Sydney Harbour, still bustling with a flotilla of tall ships and navy vessels from the International Fleet Review, was the stunning backdrop for the inaugural presentation of the Good Samaritan Foundation Scholarship.
In a marquee on the lawn of Admiralty House, on a beautiful October 8 evening, the Governor-General, Her Excellency, the Honourable Quentin Bryce, presented the scholarship to Kate Touzell, a Year 10 student from St Patrick’s College, Campbelltown.
Looking on were bursting-with-pride parents, Terry and Susan Touzell, and 150 guests invited to honour the work of the Good Sams Foundation, which provides financial support and resources for the ministries of the Good Samaritan Sisters in Australia and the Asia-Pacific.
When asked by The Good Oil why she thought she was chosen to receive the scholarship, Kate responded with disarming candour. “In all honesty, I have no idea. I am just an average person.” She quickly added, “This scholarship means everything, absolutely everything,” particularly given the serious health issues faced by both her parents.
Back in 2010 Kate chose to go to St Patrick’s in Campbelltown because of the opportunities the College held out for her. “I had the idea [the College] would bring me from a girl to a young lady,” she said.
The Governor-General addressed the gathering speaking of her delight in being the Patron in Chief of the Good Samaritan Foundation. “I am particularly happy that the Good Samaritan Sisters support women and children,” she said.
Her Excellency thanked Sister Clare Condon, Congregational Leader and all Good Samaritan Sisters for their impressive contribution to education and their long-term service to the Australian community and the Asia-Pacific region. The Good Sams, she said, were “powerful women”.
She recalled her fond memories of meeting Good Samaritan Sisters in Kiribati and of her joyful participation in the congregation’s sesquicentenary celebrations when she was Governor of Queensland.
Echoing the warm and long-standing association between Her Excellency and the congregation, Sister Clare expressed her deep gratitude for Her Excellency’s ongoing kindness and generosity.
“Even in 2007 the sesquicentenary year of the Sisters’ beginnings here in Sydney in 1857, you planted a Good Sam rose in the gardens of the Queensland Government House,” Clare said.

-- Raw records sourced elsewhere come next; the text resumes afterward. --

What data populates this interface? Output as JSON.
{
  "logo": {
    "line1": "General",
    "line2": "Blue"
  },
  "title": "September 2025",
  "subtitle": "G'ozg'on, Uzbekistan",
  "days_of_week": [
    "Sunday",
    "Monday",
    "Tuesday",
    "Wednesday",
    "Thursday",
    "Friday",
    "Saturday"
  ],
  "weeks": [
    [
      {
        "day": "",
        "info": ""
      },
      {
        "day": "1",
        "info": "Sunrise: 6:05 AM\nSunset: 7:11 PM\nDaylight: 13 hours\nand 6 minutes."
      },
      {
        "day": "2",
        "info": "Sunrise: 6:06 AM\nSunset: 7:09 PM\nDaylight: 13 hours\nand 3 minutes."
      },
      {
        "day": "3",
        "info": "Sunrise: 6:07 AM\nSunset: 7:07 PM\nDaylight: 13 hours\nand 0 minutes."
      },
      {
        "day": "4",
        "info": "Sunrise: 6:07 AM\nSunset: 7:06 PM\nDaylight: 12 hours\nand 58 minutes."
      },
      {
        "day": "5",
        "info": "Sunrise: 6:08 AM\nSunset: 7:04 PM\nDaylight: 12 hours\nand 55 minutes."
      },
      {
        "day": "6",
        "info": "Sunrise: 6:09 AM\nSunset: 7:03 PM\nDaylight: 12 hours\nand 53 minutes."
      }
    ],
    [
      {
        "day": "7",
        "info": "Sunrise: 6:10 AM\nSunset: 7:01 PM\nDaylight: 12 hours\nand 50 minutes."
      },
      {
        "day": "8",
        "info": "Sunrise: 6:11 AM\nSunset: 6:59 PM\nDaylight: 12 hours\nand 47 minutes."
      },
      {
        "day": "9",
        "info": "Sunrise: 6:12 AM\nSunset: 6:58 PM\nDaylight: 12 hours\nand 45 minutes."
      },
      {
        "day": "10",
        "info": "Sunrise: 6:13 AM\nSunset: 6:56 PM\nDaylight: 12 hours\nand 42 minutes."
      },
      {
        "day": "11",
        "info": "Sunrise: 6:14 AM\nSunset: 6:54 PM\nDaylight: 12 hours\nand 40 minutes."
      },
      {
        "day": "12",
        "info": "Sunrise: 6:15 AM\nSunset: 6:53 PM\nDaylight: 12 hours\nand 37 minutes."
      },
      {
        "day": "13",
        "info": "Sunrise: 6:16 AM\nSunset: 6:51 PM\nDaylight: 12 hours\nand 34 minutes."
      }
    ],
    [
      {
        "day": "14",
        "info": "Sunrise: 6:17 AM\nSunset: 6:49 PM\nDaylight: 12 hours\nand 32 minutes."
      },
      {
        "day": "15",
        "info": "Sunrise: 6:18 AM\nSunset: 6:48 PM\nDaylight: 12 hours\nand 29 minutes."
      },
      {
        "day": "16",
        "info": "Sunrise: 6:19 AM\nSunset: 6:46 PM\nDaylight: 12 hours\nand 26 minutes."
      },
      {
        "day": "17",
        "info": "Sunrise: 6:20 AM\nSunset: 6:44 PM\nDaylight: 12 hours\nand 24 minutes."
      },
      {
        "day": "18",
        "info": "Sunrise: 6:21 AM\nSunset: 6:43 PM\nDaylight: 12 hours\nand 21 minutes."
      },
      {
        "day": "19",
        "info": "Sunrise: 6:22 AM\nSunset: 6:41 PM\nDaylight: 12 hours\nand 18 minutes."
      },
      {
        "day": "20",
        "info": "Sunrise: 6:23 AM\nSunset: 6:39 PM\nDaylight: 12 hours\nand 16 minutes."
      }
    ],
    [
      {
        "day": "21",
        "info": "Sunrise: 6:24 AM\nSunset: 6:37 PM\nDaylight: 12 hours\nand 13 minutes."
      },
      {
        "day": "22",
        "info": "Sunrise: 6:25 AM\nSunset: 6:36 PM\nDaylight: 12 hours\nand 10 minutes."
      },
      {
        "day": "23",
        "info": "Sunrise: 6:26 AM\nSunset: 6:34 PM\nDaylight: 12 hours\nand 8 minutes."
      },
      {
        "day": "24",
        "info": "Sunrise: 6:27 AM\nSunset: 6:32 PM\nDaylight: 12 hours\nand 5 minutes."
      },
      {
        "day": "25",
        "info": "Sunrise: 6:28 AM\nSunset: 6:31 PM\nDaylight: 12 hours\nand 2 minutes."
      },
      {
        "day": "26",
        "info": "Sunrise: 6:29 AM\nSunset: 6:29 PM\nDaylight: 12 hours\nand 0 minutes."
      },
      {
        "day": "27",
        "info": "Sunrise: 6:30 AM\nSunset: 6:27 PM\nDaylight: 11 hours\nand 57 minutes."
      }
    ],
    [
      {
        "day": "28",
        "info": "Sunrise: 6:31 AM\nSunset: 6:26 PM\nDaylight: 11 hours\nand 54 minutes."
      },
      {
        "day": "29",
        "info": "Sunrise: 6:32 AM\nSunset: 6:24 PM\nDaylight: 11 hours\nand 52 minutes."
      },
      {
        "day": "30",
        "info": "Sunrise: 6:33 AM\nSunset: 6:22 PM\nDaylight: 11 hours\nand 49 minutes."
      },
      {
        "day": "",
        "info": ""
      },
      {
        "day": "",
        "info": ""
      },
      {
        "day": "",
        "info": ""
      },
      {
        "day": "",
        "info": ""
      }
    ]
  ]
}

“Four Good Sam roses,” Her Excellency corrected, adding that they were “lipstick pink” in colour.
Clare took the opportunity to acknowledge current and possible future directors of the Good Sams Foundation and announced that the Foundation was currently in the process of moving offices from Brisbane to Sydney in the hope of providing a more national focus.
“As a Foundation we are small but very focused on the needs of those most disadvantaged. We rejoice if just one person is in a better position because of our connections,” she said.
“The Foundation supports Sisters’ ministries in Santa Teresa, Northern Territory, the Inn for homeless women and children in Melbourne, transitional housing for women and children in Brisbane, and our ministries in Kiribati and The Philippines.”
Referring to the inaugural Good Sams Foundation scholarship, Clare said, “Sisters of the Good Samaritan believe that education is the most powerful social mover in society”.
“Good Samaritan schools, since 1867 have offered and continue to offer an excellent education which is inclusive. If anything they have a leaning towards those who for various reasons suffer disadvantage. Currently there are over 140 Indigenous students in our colleges,” she explained.
Clare acknowledged the generosity of the sponsors of the inaugural Foundation scholarship, Carroll and O’Dea Lawyers and WN Bull Funerals.
Greg Bissett, Managing Director of WN Bull, said that his firm had a two-fold mission and role – that of customer service and giving back to the community. “If you say, what has this [scholarship] got to do with funerals? We say this is something meaningful and worthwhile. It’s a way of giving back to a very important part of the community.”
Lawyer Michael O’Dea concurred. “It’s a terrible loss to have a child with the ability to be educated at a more senior level withdrawing at Year 10 or anything short of what they’re capable of. So we’re only too pleased and proud to be involved in a project like this.”